▶ **YOUR GOAL**:
Return the entries verbatim and drop every picture.

[Data excerpts]
______
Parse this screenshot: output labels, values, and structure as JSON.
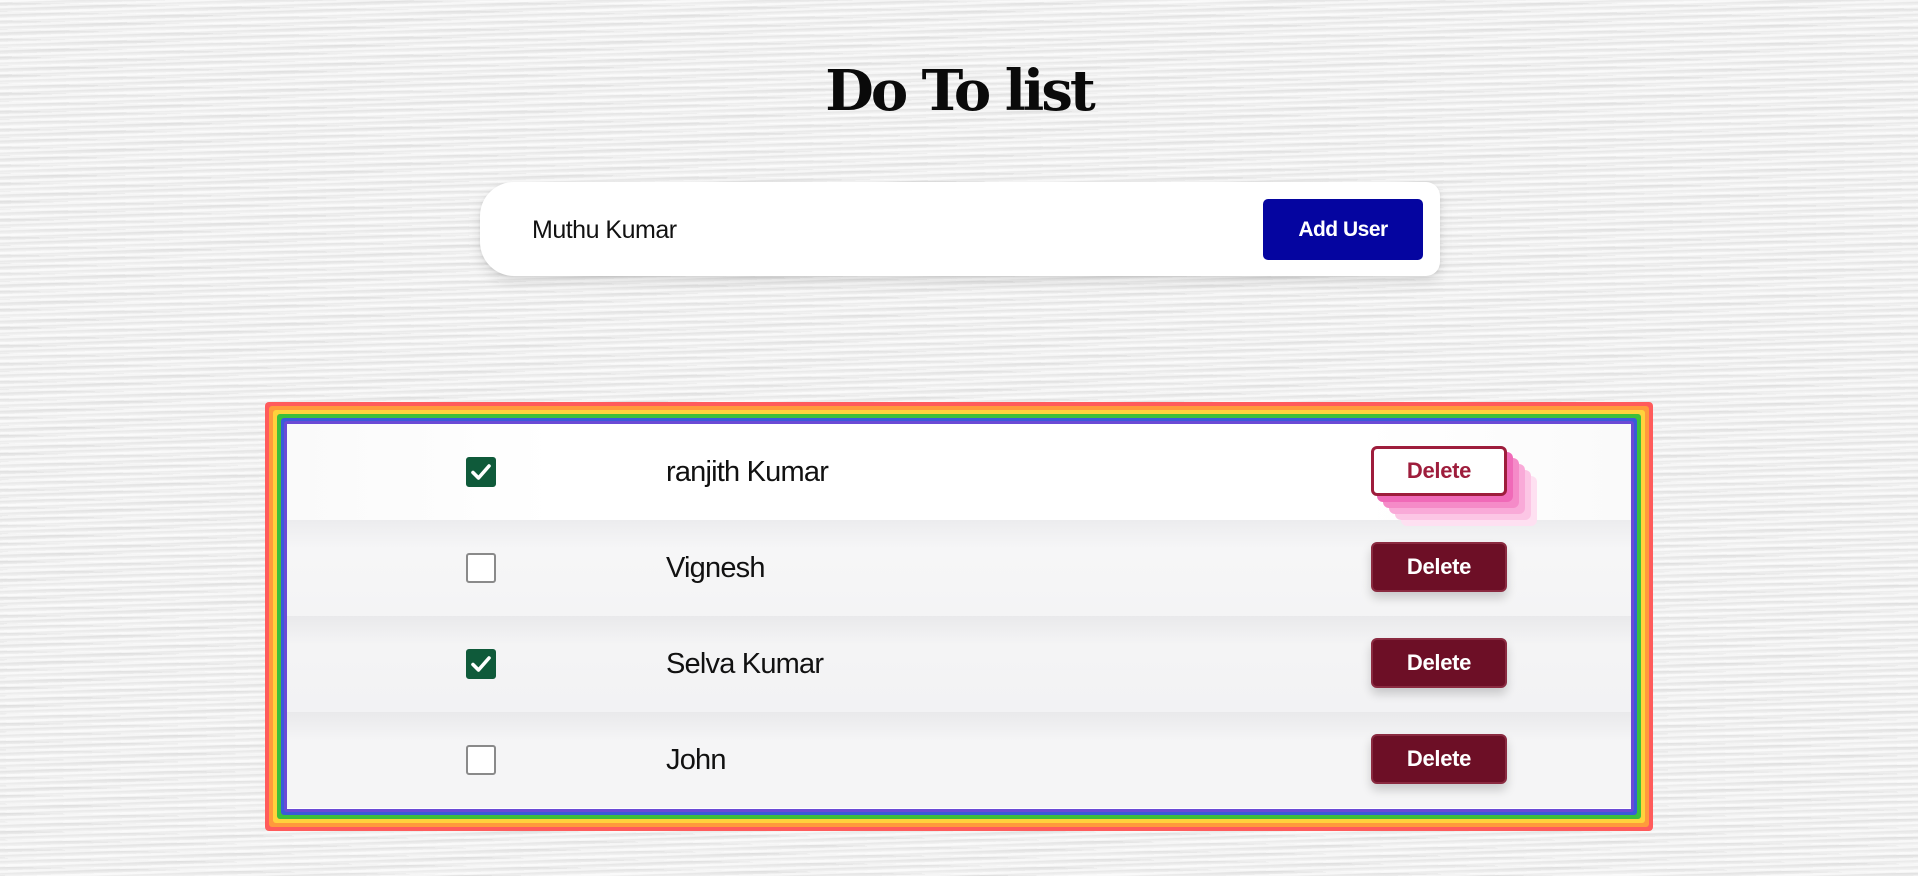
{
  "page": {
    "title": "Do To list"
  },
  "add_form": {
    "input_value": "Muthu Kumar",
    "button_label": "Add User"
  },
  "users": [
    {
      "name": "ranjith Kumar",
      "checked": true,
      "delete_label": "Delete",
      "delete_style": "outline"
    },
    {
      "name": "Vignesh",
      "checked": false,
      "delete_label": "Delete",
      "delete_style": "filled"
    },
    {
      "name": "Selva Kumar",
      "checked": true,
      "delete_label": "Delete",
      "delete_style": "filled"
    },
    {
      "name": "John",
      "checked": false,
      "delete_label": "Delete",
      "delete_style": "filled"
    }
  ],
  "colors": {
    "add_button": "#0505a0",
    "delete_button": "#6d0f26",
    "checkbox_checked": "#0f5a3a",
    "frame_rainbow": [
      "#ff5b5b",
      "#ff9a3c",
      "#ffd23c",
      "#3cbf3c",
      "#3a5bd9",
      "#6b4ad6"
    ]
  },
  "icons": {
    "checkbox_checked": "check-icon"
  }
}
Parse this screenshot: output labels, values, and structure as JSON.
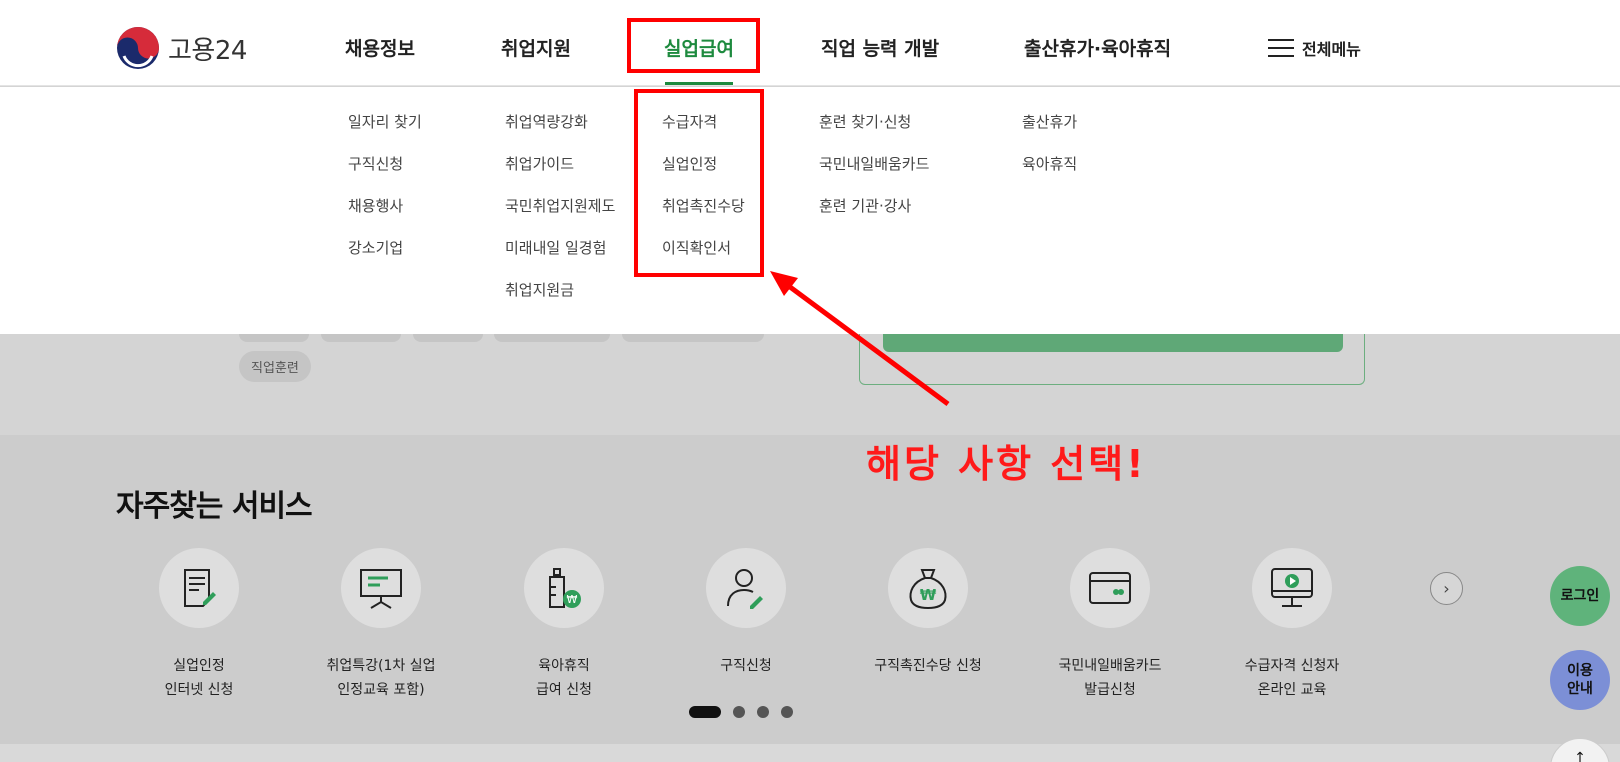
{
  "header": {
    "logo_text": "고용24",
    "nav": [
      {
        "label": "채용정보"
      },
      {
        "label": "취업지원"
      },
      {
        "label": "실업급여"
      },
      {
        "label": "직업 능력 개발"
      },
      {
        "label": "출산휴가·육아휴직"
      }
    ],
    "active_nav": "실업급여",
    "menu_all_label": "전체메뉴"
  },
  "dropdown": {
    "col1": [
      "일자리 찾기",
      "구직신청",
      "채용행사",
      "강소기업"
    ],
    "col2": [
      "취업역량강화",
      "취업가이드",
      "국민취업지원제도",
      "미래내일 일경험",
      "취업지원금"
    ],
    "col3": [
      "수급자격",
      "실업인정",
      "취업촉진수당",
      "이직확인서"
    ],
    "col4": [
      "훈련 찾기·신청",
      "국민내일배움카드",
      "훈련 기관·강사"
    ],
    "col5": [
      "출산휴가",
      "육아휴직"
    ]
  },
  "search": {
    "chip_label": "직업훈련"
  },
  "services": {
    "title": "자주찾는 서비스",
    "items": [
      {
        "label": "실업인정\n인터넷 신청",
        "icon": "document-edit-icon"
      },
      {
        "label": "취업특강(1차 실업\n인정교육 포함)",
        "icon": "presentation-board-icon"
      },
      {
        "label": "육아휴직\n급여 신청",
        "icon": "baby-bottle-won-icon"
      },
      {
        "label": "구직신청",
        "icon": "person-edit-icon"
      },
      {
        "label": "구직촉진수당 신청",
        "icon": "money-bag-won-icon"
      },
      {
        "label": "국민내일배움카드\n발급신청",
        "icon": "card-icon"
      },
      {
        "label": "수급자격 신청자\n온라인 교육",
        "icon": "monitor-play-icon"
      }
    ],
    "next_icon": "chevron-right-icon",
    "pages": 4,
    "active_page": 1
  },
  "floating": {
    "login": "로그인",
    "guide": "이용\n안내",
    "top": "↑"
  },
  "annotation": {
    "text": "해당 사항 선택!",
    "color": "#ff0000"
  },
  "colors": {
    "accent_green": "#1d8a3e",
    "login_green": "#5fb37b",
    "guide_blue": "#7c8fd6"
  }
}
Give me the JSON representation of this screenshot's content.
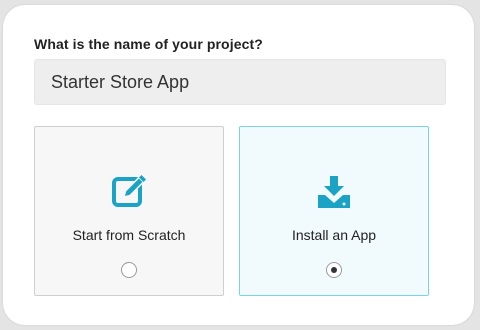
{
  "form": {
    "question": "What is the name of your project?",
    "project_name": "Starter Store App"
  },
  "options": [
    {
      "label": "Start from Scratch",
      "icon": "edit-icon",
      "selected": false
    },
    {
      "label": "Install an App",
      "icon": "download-icon",
      "selected": true
    }
  ],
  "colors": {
    "accent": "#1ba3c6",
    "selected_border": "#7cd2e6",
    "selected_bg": "#f1fbfd"
  }
}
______
▶ **RESULT OF THIS TASK**:
Parse this screenshot: output labels, values, and structure as JSON.
{
  "page": {
    "title": "Do To list"
  },
  "add_form": {
    "input_value": "Muthu Kumar",
    "button_label": "Add User"
  },
  "users": [
    {
      "name": "ranjith Kumar",
      "checked": true,
      "delete_label": "Delete",
      "delete_style": "outline"
    },
    {
      "name": "Vignesh",
      "checked": false,
      "delete_label": "Delete",
      "delete_style": "filled"
    },
    {
      "name": "Selva Kumar",
      "checked": true,
      "delete_label": "Delete",
      "delete_style": "filled"
    },
    {
      "name": "John",
      "checked": false,
      "delete_label": "Delete",
      "delete_style": "filled"
    }
  ],
  "colors": {
    "add_button": "#0505a0",
    "delete_button": "#6d0f26",
    "checkbox_checked": "#0f5a3a",
    "frame_rainbow": [
      "#ff5b5b",
      "#ff9a3c",
      "#ffd23c",
      "#3cbf3c",
      "#3a5bd9",
      "#6b4ad6"
    ]
  },
  "icons": {
    "checkbox_checked": "check-icon"
  }
}
Parse this screenshot: output labels, values, and structure as JSON.
{
  "header": {
    "logo_text": "고용24",
    "nav": [
      {
        "label": "채용정보"
      },
      {
        "label": "취업지원"
      },
      {
        "label": "실업급여"
      },
      {
        "label": "직업 능력 개발"
      },
      {
        "label": "출산휴가·육아휴직"
      }
    ],
    "active_nav": "실업급여",
    "menu_all_label": "전체메뉴"
  },
  "dropdown": {
    "col1": [
      "일자리 찾기",
      "구직신청",
      "채용행사",
      "강소기업"
    ],
    "col2": [
      "취업역량강화",
      "취업가이드",
      "국민취업지원제도",
      "미래내일 일경험",
      "취업지원금"
    ],
    "col3": [
      "수급자격",
      "실업인정",
      "취업촉진수당",
      "이직확인서"
    ],
    "col4": [
      "훈련 찾기·신청",
      "국민내일배움카드",
      "훈련 기관·강사"
    ],
    "col5": [
      "출산휴가",
      "육아휴직"
    ]
  },
  "search": {
    "chip_label": "직업훈련"
  },
  "services": {
    "title": "자주찾는 서비스",
    "items": [
      {
        "label": "실업인정\n인터넷 신청",
        "icon": "document-edit-icon"
      },
      {
        "label": "취업특강(1차 실업\n인정교육 포함)",
        "icon": "presentation-board-icon"
      },
      {
        "label": "육아휴직\n급여 신청",
        "icon": "baby-bottle-won-icon"
      },
      {
        "label": "구직신청",
        "icon": "person-edit-icon"
      },
      {
        "label": "구직촉진수당 신청",
        "icon": "money-bag-won-icon"
      },
      {
        "label": "국민내일배움카드\n발급신청",
        "icon": "card-icon"
      },
      {
        "label": "수급자격 신청자\n온라인 교육",
        "icon": "monitor-play-icon"
      }
    ],
    "next_icon": "chevron-right-icon",
    "pages": 4,
    "active_page": 1
  },
  "floating": {
    "login": "로그인",
    "guide": "이용\n안내",
    "top": "↑"
  },
  "annotation": {
    "text": "해당 사항 선택!",
    "color": "#ff0000"
  },
  "colors": {
    "accent_green": "#1d8a3e",
    "login_green": "#5fb37b",
    "guide_blue": "#7c8fd6"
  }
}
Give me the JSON representation of this screenshot's content.
{
  "form": {
    "question": "What is the name of your project?",
    "project_name": "Starter Store App"
  },
  "options": [
    {
      "label": "Start from Scratch",
      "icon": "edit-icon",
      "selected": false
    },
    {
      "label": "Install an App",
      "icon": "download-icon",
      "selected": true
    }
  ],
  "colors": {
    "accent": "#1ba3c6",
    "selected_border": "#7cd2e6",
    "selected_bg": "#f1fbfd"
  }
}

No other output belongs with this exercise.